ABCAUS Case Law Citation:
ABCAUS 1122 (2017) (02) ITAT
Assessment Year : 2013-14
Date/Month of Pronouncement: February, 2017
Important Case Laws Cited/relied upon:
J.K.S. Employees Welfare Fund vs. ITO (1992) reported in 1999 ITR 765 (Raj.)
Brief Facts of the Case:
The assessee filed its return of income in the status of “AOP (Trust)”. The trust was duly registered under section 12A of the Income Tax Act, 1961 (“the Act”). Pusuant to the return filed by the assessee, an intimation under section 143(1) of the Act was issued by the Central Processing Centre Bangalore (CPC). As per the said intimation, tax was levied on the assessee at a maximum marginal rate (MMR) on the returned income as against NIL tax computed by the assessee in income tax return.
The assessee preferred an appeal with CIT(A) who rejected it on the ground that processing under section 143(1) does not entail exercise towards tax rate as applicable on exempted category or non-exempted category. The CPC cannot be blamed for tax demand if the appropriate boxes are not ticked in while filing the return electronically.
Aggrieved with the order of CIT(A), the assessee agitated the issue before the Tribunal.
Contentions of the Assessee:
It was submitted that the AO (CPC) had committed error in applying MMR on total income and has thus erred in raising tax demand thereon. It was further contended that tax on total income of the AOP (Trust) was required to be computed as per rates applicable to an individual assessee and not at maximum marginal rate.
It was further submitted that change in the rate of tax depends upon the status & nature of assessee and interpretation of the provisions of the Act and hence the same would fall outside the purview of an intimation processed under section 143(1) of the Act.
The assessee relied upon the CBDT Circular No.320 dated 11/01/1982 in support of its case and placed reliance upon the judgement of the Hon’ble Rajasthan High Court in the case of J.K.S. Employees Welfare Fund.
Observations made by the ITAT:
The Tribunal observed that it is trite that no tax can be levied or collected without the authority of law in terms of Article 265 of the Constitution of India.
The Tribunal noted the also noted the judgment of Hon’ble Rajasthan High Court in the case of J.K.S. Employees Welfare Fund where the return of income did not mention any reason for applying any rate other than those prescribed in Section 167B and, therefore, the tax was charged as prescribed under Section 167B.
The Hon’ble High Court held that no doubt, the assessee had not mentioned the reasons but has, at the same time, not admitted that the provisions of Section 167B were applicable. For applying the provisions of Section 167B, it was incumbent on the Income-tax Officer to have provided an opportunity to the assessee and then he should have framed the assessment under Section 143(3). The Hon’ble High Court clarified that the provisions of Section 143(1)(a) cannot be invoked and the jurisdiction being limited for disallowing only prima facie inadmissible deductions, allowances, etc., the Income-tax Officer was not justified in sending intimation creating the demand by applying a provision the application of which itself was a disputed one.

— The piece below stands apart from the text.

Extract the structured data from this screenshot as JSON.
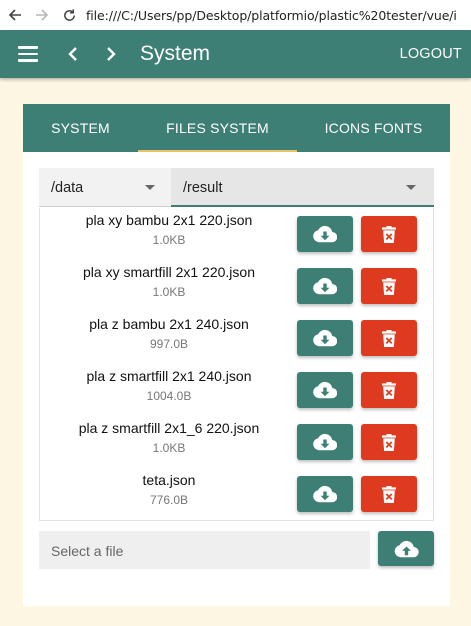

Also the Tribunal found that the CBDT Circular No. 320 favoured of assessee.
The order of the CIT(A) was set aside and restored it back to its file for redetermination of the grievance of assessee after taking into account the CBDT Circular and the ratio of the Hon’ble Rajasthan High Court